** Data records follows **
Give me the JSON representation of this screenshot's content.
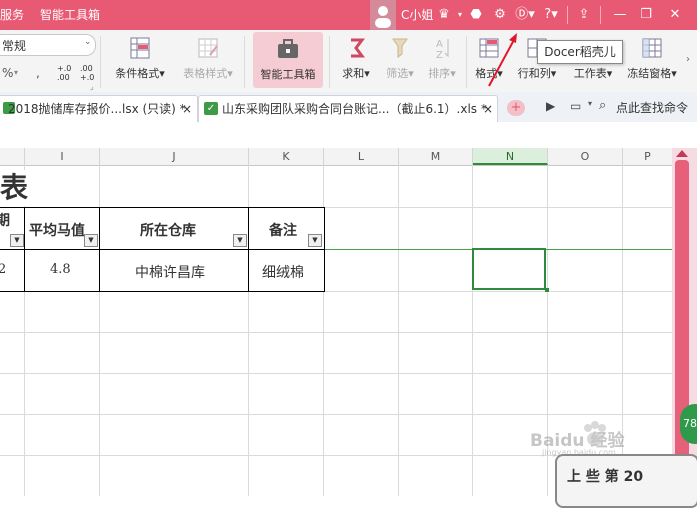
{
  "titlebar": {
    "menu": [
      "服务",
      "智能工具箱"
    ],
    "user_name": "C小姐",
    "help_label": "?"
  },
  "ribbon": {
    "number_format": "常规",
    "percent": "%",
    "thousands": "000",
    "comma": ",",
    "increase_decimal": "+.0 .00",
    "decrease_decimal": ".00 +.0",
    "conditional_format": "条件格式",
    "table_style": "表格样式",
    "smart_toolbox": "智能工具箱",
    "sum": "求和",
    "filter": "筛选",
    "sort": "排序",
    "format": "格式",
    "row_col": "行和列",
    "worksheet": "工作表",
    "freeze": "冻结窗格"
  },
  "tooltip": "Docer稻壳儿",
  "tabs": [
    {
      "label": "2018抛储库存报价...lsx (只读) *",
      "close": "×"
    },
    {
      "label": "山东采购团队采购合同台账记...（截止6.1）.xls *",
      "close": "×"
    }
  ],
  "tabbar": {
    "add": "+",
    "find_command": "点此查找命令"
  },
  "columns": [
    "I",
    "J",
    "K",
    "L",
    "M",
    "N",
    "O",
    "P"
  ],
  "selected_column": "N",
  "sheet": {
    "title_fragment": "表",
    "headers": [
      "平均马值",
      "所在仓库",
      "备注"
    ],
    "left_fragment_header": "期",
    "row": [
      "4.8",
      "中棉许昌库",
      "细绒棉"
    ],
    "left_fragment_value": "2"
  },
  "badge": "78",
  "watermark": "Baidu 经验",
  "watermark_sub": "jingyan.baidu.com",
  "corner_fragment": "上 些 第 20",
  "colors": {
    "titlebar": "#e85a74",
    "accent": "#e85a74",
    "selection": "#2e8b3c"
  }
}
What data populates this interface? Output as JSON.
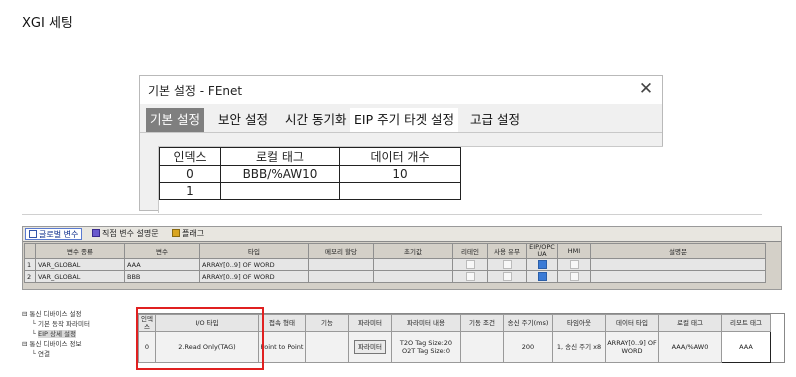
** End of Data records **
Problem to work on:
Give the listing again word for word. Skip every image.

Written solution:
Give me the JSON representation of this screenshot's content.
{
  "titlebar": {
    "menu": [
      "服务",
      "智能工具箱"
    ],
    "user_name": "C小姐",
    "help_label": "?"
  },
  "ribbon": {
    "number_format": "常规",
    "percent": "%",
    "thousands": "000",
    "comma": ",",
    "increase_decimal": "+.0 .00",
    "decrease_decimal": ".00 +.0",
    "conditional_format": "条件格式",
    "table_style": "表格样式",
    "smart_toolbox": "智能工具箱",
    "sum": "求和",
    "filter": "筛选",
    "sort": "排序",
    "format": "格式",
    "row_col": "行和列",
    "worksheet": "工作表",
    "freeze": "冻结窗格"
  },
  "tooltip": "Docer稻壳儿",
  "tabs": [
    {
      "label": "2018抛储库存报价...lsx (只读) *",
      "close": "×"
    },
    {
      "label": "山东采购团队采购合同台账记...（截止6.1）.xls *",
      "close": "×"
    }
  ],
  "tabbar": {
    "add": "+",
    "find_command": "点此查找命令"
  },
  "columns": [
    "I",
    "J",
    "K",
    "L",
    "M",
    "N",
    "O",
    "P"
  ],
  "selected_column": "N",
  "sheet": {
    "title_fragment": "表",
    "headers": [
      "平均马值",
      "所在仓库",
      "备注"
    ],
    "left_fragment_header": "期",
    "row": [
      "4.8",
      "中棉许昌库",
      "细绒棉"
    ],
    "left_fragment_value": "2"
  },
  "badge": "78",
  "watermark": "Baidu 经验",
  "watermark_sub": "jingyan.baidu.com",
  "corner_fragment": "上 些 第 20",
  "colors": {
    "titlebar": "#e85a74",
    "accent": "#e85a74",
    "selection": "#2e8b3c"
  }
}
What data populates this interface? Output as JSON.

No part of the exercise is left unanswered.